The three other errors that the NLPC alleged to exist in Murkowski’s report appear in Part VII “Liabilities” and concern the mortgage that Murkowski used to purchase the land. First, the report stated that the date of the mortgage was “11/0,” an obvious typographical error. Second, the report did not disclose the amount of the loan. And third, while the NLPC cites published reports indicating that the term of the mortgage was 39 years, Murkowski’s report stated that it was 15 years.
Murkowski since has filed an amended report correcting the typo regarding the date of the mortgage and disclosing the amount. In her cover letter to the Ethics Committee, she explained that she had “inadvertently left out the amounts of value for Part VII Liabilities.” The amended report still lists the term of the loan as 15 years, presumably signaling that Murkowski’s office disputes reports that the term of the mortgage is actually 39 years.
Yet if the land was to be used for a personal residence, it is unclear why Murkowski disclosed the mortgage information at all. This is because, just as a “personal residence” exception exempts filers from disclosing transactions of property used for a personal residence, a similar exception exempts disclosure of mortgages secured by personal residences.
Why then did Murkowski disclose one but not the other? One possible reason is that the text of each personal residence exception is not exactly the same. The Ethics in Government Act states that the transaction exception applies to “property used solely as a personal residence,” while the liability exception applies to “any mortgage secured by real property which is a personal residence.”
Murkowski may have concluded that the transaction exception applied because she intended for the property eventually to be used as a personal residence. However, she may have been unsure whether the liability exception applied because the mortgage was not secured by property that already is a personal residence. After all, the mortgage was secured not by a house, but by an empty plot of land. Perhaps she disclosed the mortgage out of an abundance of caution.
Whatever the explanation may be, the fact remains that errors existed in Murkowski’s original disclosure report, errors that led to the NLPC’s ethics complaint and a possible investigation. If the land deal did violate the gift rule, this would appear to be a case where the Senate’s financial disclosure requirements identified a potential ethical violation.
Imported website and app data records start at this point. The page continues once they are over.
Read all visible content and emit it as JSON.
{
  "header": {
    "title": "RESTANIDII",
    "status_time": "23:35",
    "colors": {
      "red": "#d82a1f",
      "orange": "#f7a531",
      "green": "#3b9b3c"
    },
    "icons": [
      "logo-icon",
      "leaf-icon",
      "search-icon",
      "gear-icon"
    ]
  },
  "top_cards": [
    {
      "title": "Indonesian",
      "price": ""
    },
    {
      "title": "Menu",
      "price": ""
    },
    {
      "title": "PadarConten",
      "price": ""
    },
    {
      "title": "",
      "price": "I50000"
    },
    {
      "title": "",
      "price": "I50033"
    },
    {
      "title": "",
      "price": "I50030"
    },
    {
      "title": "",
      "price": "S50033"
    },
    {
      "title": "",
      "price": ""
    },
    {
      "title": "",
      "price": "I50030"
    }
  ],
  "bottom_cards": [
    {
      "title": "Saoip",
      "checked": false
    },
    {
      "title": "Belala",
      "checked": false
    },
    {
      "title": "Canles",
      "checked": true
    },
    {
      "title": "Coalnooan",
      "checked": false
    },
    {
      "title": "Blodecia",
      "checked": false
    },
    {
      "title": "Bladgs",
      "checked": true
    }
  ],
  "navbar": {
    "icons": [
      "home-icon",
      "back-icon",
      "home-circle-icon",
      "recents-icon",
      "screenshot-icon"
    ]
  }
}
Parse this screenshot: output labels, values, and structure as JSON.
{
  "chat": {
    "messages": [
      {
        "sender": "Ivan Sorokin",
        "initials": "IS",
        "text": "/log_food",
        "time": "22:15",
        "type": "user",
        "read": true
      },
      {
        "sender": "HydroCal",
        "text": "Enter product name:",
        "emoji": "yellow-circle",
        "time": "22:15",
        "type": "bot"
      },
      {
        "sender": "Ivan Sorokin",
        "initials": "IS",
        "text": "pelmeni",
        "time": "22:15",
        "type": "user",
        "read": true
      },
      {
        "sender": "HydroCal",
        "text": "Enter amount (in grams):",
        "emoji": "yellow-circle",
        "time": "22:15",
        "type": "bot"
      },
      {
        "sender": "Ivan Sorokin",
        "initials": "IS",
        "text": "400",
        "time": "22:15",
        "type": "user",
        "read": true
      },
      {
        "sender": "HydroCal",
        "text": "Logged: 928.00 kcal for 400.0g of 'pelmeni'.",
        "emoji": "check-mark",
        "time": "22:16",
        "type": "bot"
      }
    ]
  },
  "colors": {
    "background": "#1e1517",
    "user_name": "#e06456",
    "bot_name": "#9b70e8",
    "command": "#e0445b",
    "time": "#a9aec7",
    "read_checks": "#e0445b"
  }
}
On the other hand, Murkowski has said that she paid a fair price for the land and has now sold it back to her friend for the original price only because she wished to avoid the distractions the deal was causing. If this is right, and if Murkowski’s deal turns out to have been perfectly compliant, Murkowski’s story still is a useful reminder of the care needed when filling out financial disclosure reports. Even innocent errors can lead to needless headaches.
C. Simon Davidson is an attorney in the Washington, D.C., office of McGuireWoods LLP. Click here to submit questions. Readers should not treat his column as legal advice. Questions are not confidential and do not create any attorney-client relationship.